NEW ORLEANS – While New Orleans Entrepreneur Week celebrates entrepreneurship through dozens of events in the city, The Data Center is looking at the extent to which African Americans, Latinos and other minorities have benefitted equitably from the rise of entrepreneurship post-Katrina.
Data Center reps said the most recent data shows that the rate of business startups in metro New Orleans is a whopping 68 percent higher than the national average, and the New Orleans entrepreneurial ecosystem has expanded with traditional incubators growing and new incubators emerging.
But as recently as 2012, they said, while minorities represented 47 percent of the metro New Orleans population, they owned only 36 percent of all firms, and received only 2 percent of all receipts—a share that has remained stagnant both pre and post-Katrina.
Minority-owned businesses are important because they are more likely than other employers to hire minorities, especially low-income African Americans, Data Center reps said.

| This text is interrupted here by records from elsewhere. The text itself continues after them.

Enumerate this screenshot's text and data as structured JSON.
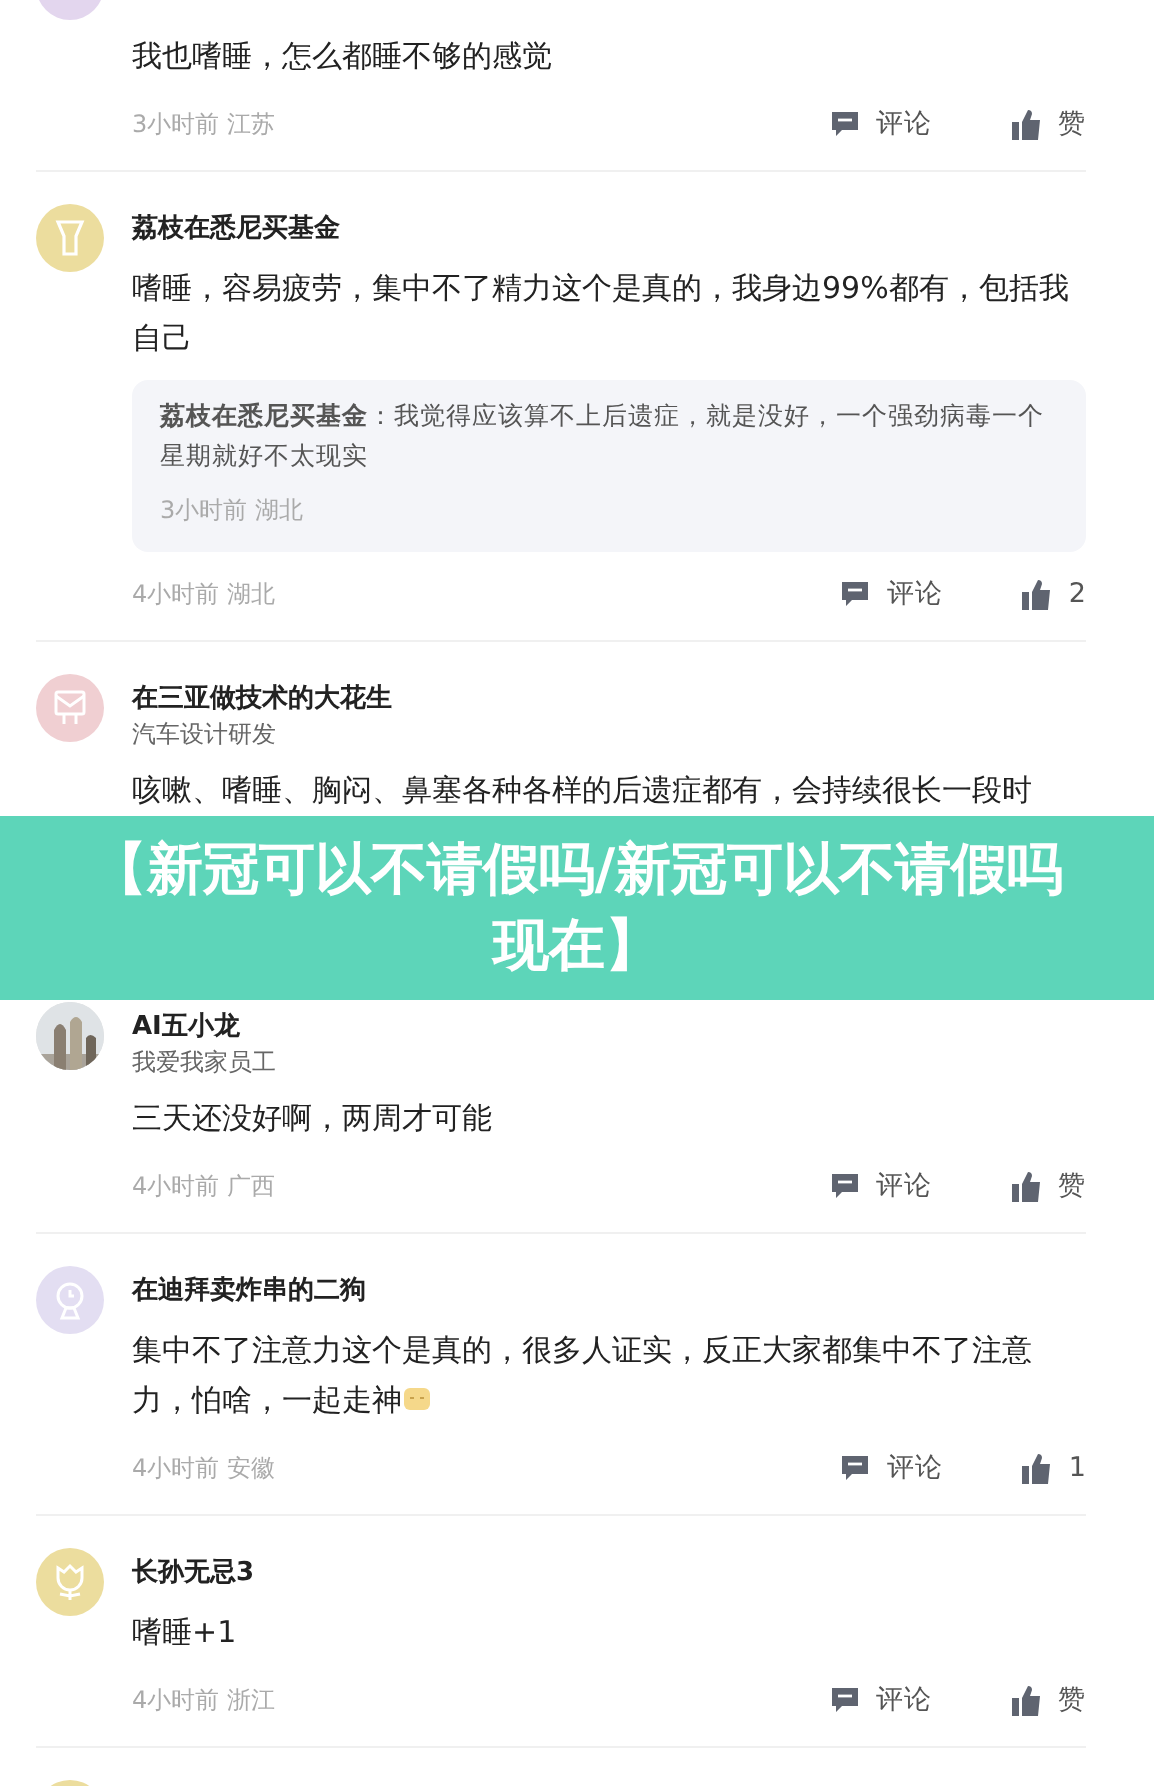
{
  "banner": {
    "title": "【新冠可以不请假吗/新冠可以不请假吗现在】"
  },
  "comments": [
    {
      "avatar": {
        "kind": "plain",
        "color": "#e3d6ee"
      },
      "cut_top": true,
      "text": "我也嗜睡，怎么都睡不够的感觉",
      "time": "3小时前",
      "place": "江苏",
      "reply_label": "评论",
      "like_label": "赞"
    },
    {
      "avatar": {
        "kind": "torch",
        "color": "#ecdd9e"
      },
      "name": "荔枝在悉尼买基金",
      "text": "嗜睡，容易疲劳，集中不了精力这个是真的，我身边99%都有，包括我自己",
      "replies": [
        {
          "name": "荔枝在悉尼买基金",
          "separator": "：",
          "text": "我觉得应该算不上后遗症，就是没好，一个强劲病毒一个星期就好不太现实",
          "time": "3小时前",
          "place": "湖北"
        }
      ],
      "time": "4小时前",
      "place": "湖北",
      "reply_label": "评论",
      "like_label": "2"
    },
    {
      "avatar": {
        "kind": "mail",
        "color": "#f0cfd2"
      },
      "name": "在三亚做技术的大花生",
      "subtitle": "汽车设计研发",
      "text": "咳嗽、嗜睡、胸闷、鼻塞各种各样的后遗症都有，会持续很长一段时"
    },
    {
      "name": "AI五小龙",
      "subtitle": "我爱我家员工",
      "text": "三天还没好啊，两周才可能",
      "time": "4小时前",
      "place": "广西",
      "reply_label": "评论",
      "like_label": "赞"
    },
    {
      "avatar": {
        "kind": "clock",
        "color": "#e3def2"
      },
      "name": "在迪拜卖炸串的二狗",
      "text": "集中不了注意力这个是真的，很多人证实，反正大家都集中不了注意力，怕啥，一起走神",
      "emoji": true,
      "time": "4小时前",
      "place": "安徽",
      "reply_label": "评论",
      "like_label": "1"
    },
    {
      "avatar": {
        "kind": "tulip",
        "color": "#ecdd9e"
      },
      "name": "长孙无忌3",
      "text": "嗜睡+1",
      "time": "4小时前",
      "place": "浙江",
      "reply_label": "评论",
      "like_label": "赞"
    },
    {
      "avatar": {
        "kind": "plain",
        "color": "#ecdd9e"
      }
    }
  ]
}
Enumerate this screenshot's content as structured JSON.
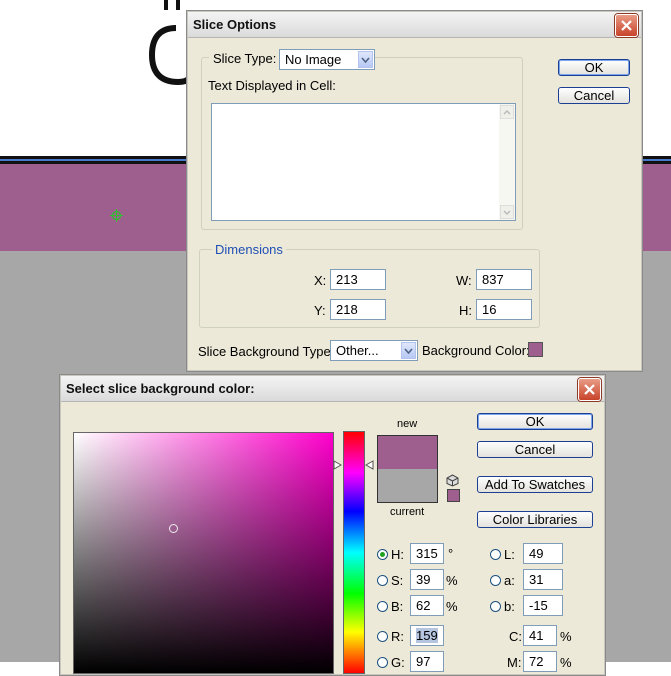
{
  "slice_options": {
    "title": "Slice Options",
    "slice_type_label": "Slice Type:",
    "slice_type_value": "No Image",
    "text_cell_label": "Text Displayed in Cell:",
    "text_cell_value": "",
    "ok_label": "OK",
    "cancel_label": "Cancel",
    "dimensions_label": "Dimensions",
    "x_label": "X:",
    "x_value": "213",
    "y_label": "Y:",
    "y_value": "218",
    "w_label": "W:",
    "w_value": "837",
    "h_label": "H:",
    "h_value": "16",
    "bg_type_label": "Slice Background Type:",
    "bg_type_value": "Other...",
    "bg_color_label": "Background Color:",
    "bg_color": "#9e5f8f"
  },
  "color_picker": {
    "title": "Select slice background color:",
    "ok_label": "OK",
    "cancel_label": "Cancel",
    "add_swatches_label": "Add To Swatches",
    "color_libraries_label": "Color Libraries",
    "new_label": "new",
    "current_label": "current",
    "new_color": "#9e5f8f",
    "current_color": "#a7a7a7",
    "hue_color": "#ff00cc",
    "selected_radio": "H",
    "H": {
      "label": "H:",
      "value": "315",
      "unit": "°"
    },
    "S": {
      "label": "S:",
      "value": "39",
      "unit": "%"
    },
    "B": {
      "label": "B:",
      "value": "62",
      "unit": "%"
    },
    "R": {
      "label": "R:",
      "value": "159"
    },
    "G": {
      "label": "G:",
      "value": "97"
    },
    "L": {
      "label": "L:",
      "value": "49"
    },
    "a": {
      "label": "a:",
      "value": "31"
    },
    "b": {
      "label": "b:",
      "value": "-15"
    },
    "C": {
      "label": "C:",
      "value": "41",
      "unit": "%"
    },
    "M": {
      "label": "M:",
      "value": "72",
      "unit": "%"
    }
  }
}
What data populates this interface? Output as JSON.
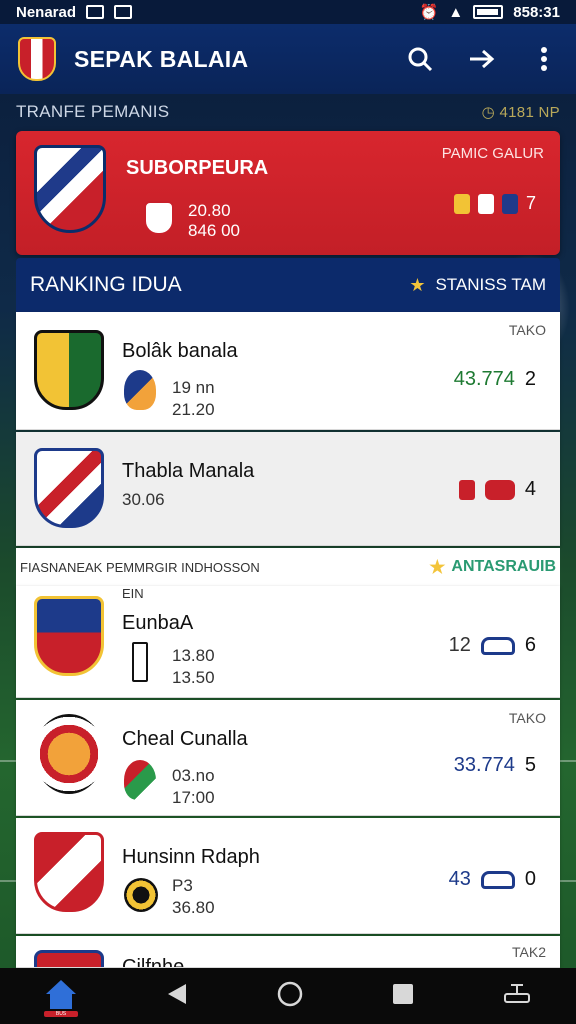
{
  "status_bar": {
    "carrier": "Nenarad",
    "time": "858:31"
  },
  "app_bar": {
    "title": "SEPAK BALAIA"
  },
  "transfer_section": {
    "title": "TRANFE PEMANIS",
    "right_label": "4181 NP",
    "card": {
      "club_name": "SUBORPEURA",
      "value_1": "20.80",
      "value_2": "846 00",
      "label": "PAMIC GALUR",
      "count": "7"
    }
  },
  "ranking": {
    "title": "RANKING IDUA",
    "right_label": "STANISS TAM",
    "rows": [
      {
        "name": "Bolâk banala",
        "tag": "TAKO",
        "line1": "19 nn",
        "line2": "21.20",
        "score": "43.774",
        "rank": "2"
      },
      {
        "name": "Thabla Manala",
        "tag": "",
        "line1": "30.06",
        "line2": "",
        "score": "",
        "rank": "4"
      }
    ]
  },
  "section2": {
    "label": "FIASNANEAK PEMMRGIR INDHOSSON",
    "right_label": "ANTASRAUIB"
  },
  "league_rows": [
    {
      "name": "EunbaA",
      "sub": "EIN",
      "tag": "",
      "line1": "13.80",
      "line2": "13.50",
      "score": "12",
      "rank": "6"
    },
    {
      "name": "Cheal Cunalla",
      "sub": "",
      "tag": "TAKO",
      "line1": "03.no",
      "line2": "17:00",
      "score": "33.774",
      "rank": "5"
    },
    {
      "name": "Hunsinn Rdaph",
      "sub": "",
      "tag": "",
      "line1": "P3",
      "line2": "36.80",
      "score": "43",
      "rank": "0"
    },
    {
      "name": "Cilfnhe",
      "sub": "",
      "tag": "TAK2",
      "line1": "",
      "line2": "",
      "score": "",
      "rank": ""
    }
  ],
  "bottom_nav": {
    "home_badge": "BUS"
  },
  "colors": {
    "appbar": "#0c2c6b",
    "transfer": "#d8262e",
    "accent_green": "#1e7a32",
    "accent_blue": "#1d3a8a"
  }
}
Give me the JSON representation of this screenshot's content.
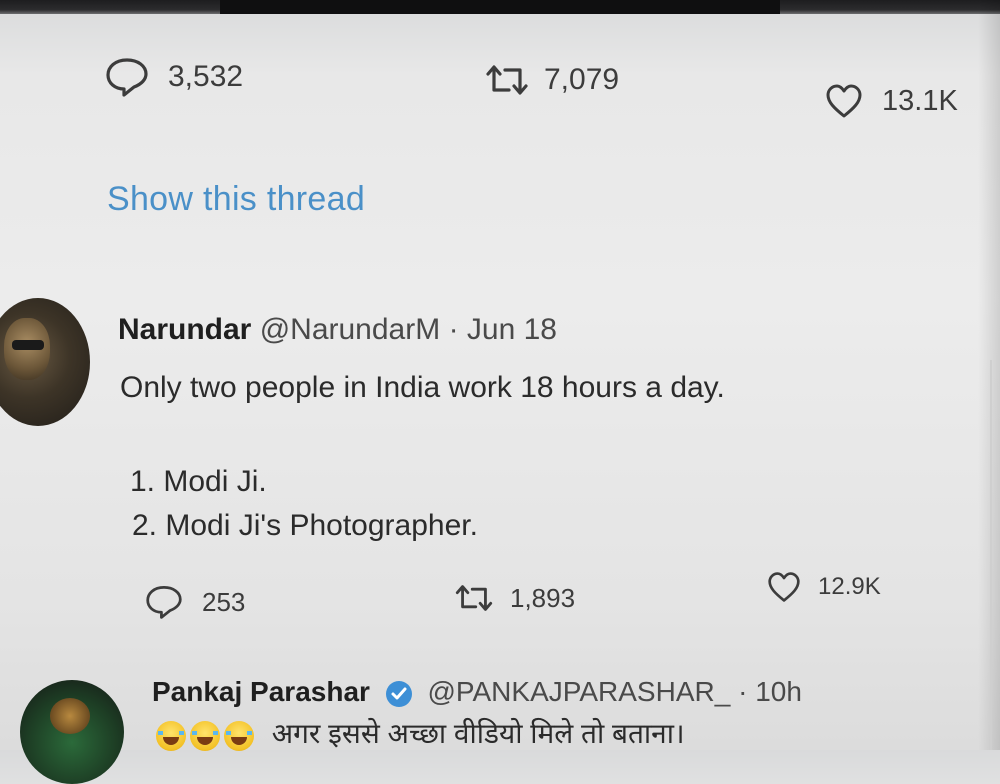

Also, they tend to invest in local institutions, such as schools, social clubs and community development organizations fostering additional economic growth.
A healthy entrepreneurial ecosystem that helps firms access resources while they refine their operations and gain market acceptance has many dimensions, Data Center reps said. These include financial services, government regulations, a skilled workforce, an initial customer base, support services and societal norms around comfort with innovation.
The Data Center released a new infographic that highlights a few key policies and practices that government, incubators and entrepreneurs themselves can undertake to increase the benefits that can be realized to and from minority entrepreneurs.